[Exercise description] Check every line below for the string "this". Copy the ones that have it.

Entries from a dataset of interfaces
■ ■ ■ ■

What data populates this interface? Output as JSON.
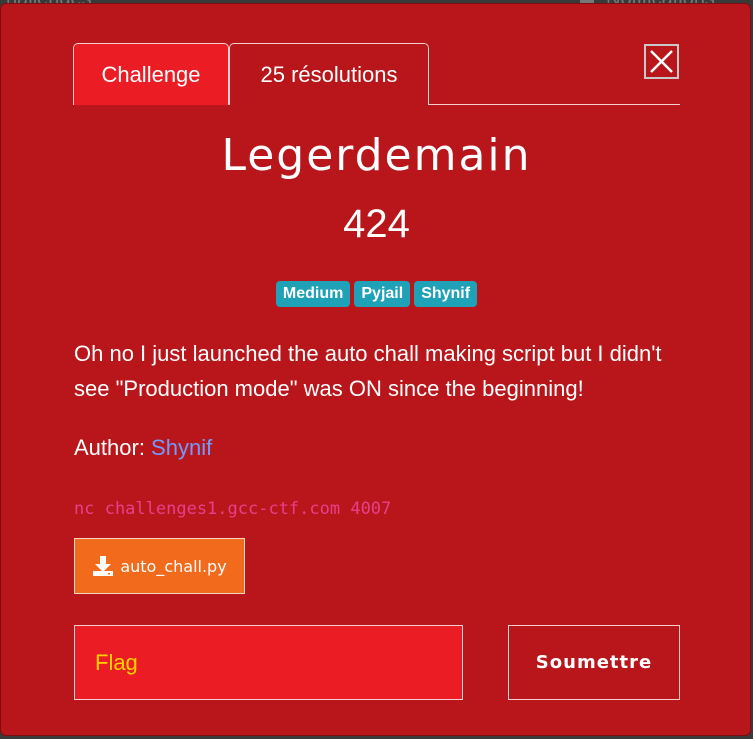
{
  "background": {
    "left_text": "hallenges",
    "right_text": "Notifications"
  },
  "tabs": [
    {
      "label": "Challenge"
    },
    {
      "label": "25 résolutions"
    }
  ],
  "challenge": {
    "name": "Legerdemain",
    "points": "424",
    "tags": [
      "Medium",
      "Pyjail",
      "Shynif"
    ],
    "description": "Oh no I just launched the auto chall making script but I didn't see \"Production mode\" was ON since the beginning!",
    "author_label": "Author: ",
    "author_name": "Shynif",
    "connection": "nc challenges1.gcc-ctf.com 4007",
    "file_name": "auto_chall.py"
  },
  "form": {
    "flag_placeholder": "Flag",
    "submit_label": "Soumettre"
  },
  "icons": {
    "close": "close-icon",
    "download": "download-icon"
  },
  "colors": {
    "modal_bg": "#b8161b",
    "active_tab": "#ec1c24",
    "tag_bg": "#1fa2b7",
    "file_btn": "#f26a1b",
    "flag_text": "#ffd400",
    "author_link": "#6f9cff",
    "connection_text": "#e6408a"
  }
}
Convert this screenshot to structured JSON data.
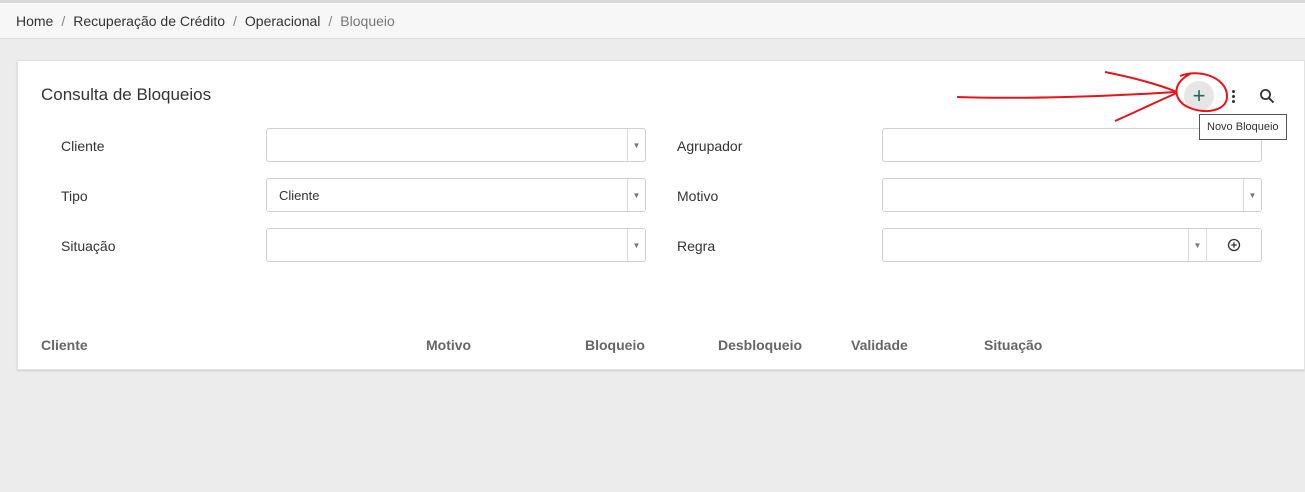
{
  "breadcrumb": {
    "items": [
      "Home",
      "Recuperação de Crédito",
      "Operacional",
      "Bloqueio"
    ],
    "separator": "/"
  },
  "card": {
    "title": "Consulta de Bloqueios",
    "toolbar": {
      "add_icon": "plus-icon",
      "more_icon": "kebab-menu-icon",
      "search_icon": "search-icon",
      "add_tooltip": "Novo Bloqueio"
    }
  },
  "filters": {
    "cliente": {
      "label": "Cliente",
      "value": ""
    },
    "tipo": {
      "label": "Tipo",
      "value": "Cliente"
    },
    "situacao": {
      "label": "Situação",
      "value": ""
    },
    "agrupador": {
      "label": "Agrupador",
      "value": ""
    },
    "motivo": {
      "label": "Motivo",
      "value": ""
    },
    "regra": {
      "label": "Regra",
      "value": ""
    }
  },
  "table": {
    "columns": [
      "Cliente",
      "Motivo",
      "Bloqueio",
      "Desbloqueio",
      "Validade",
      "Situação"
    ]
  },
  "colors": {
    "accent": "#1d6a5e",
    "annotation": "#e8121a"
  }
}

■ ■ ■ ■

[Response box]
What data populates this interface? Output as JSON.
Convert this screenshot to structured JSON data.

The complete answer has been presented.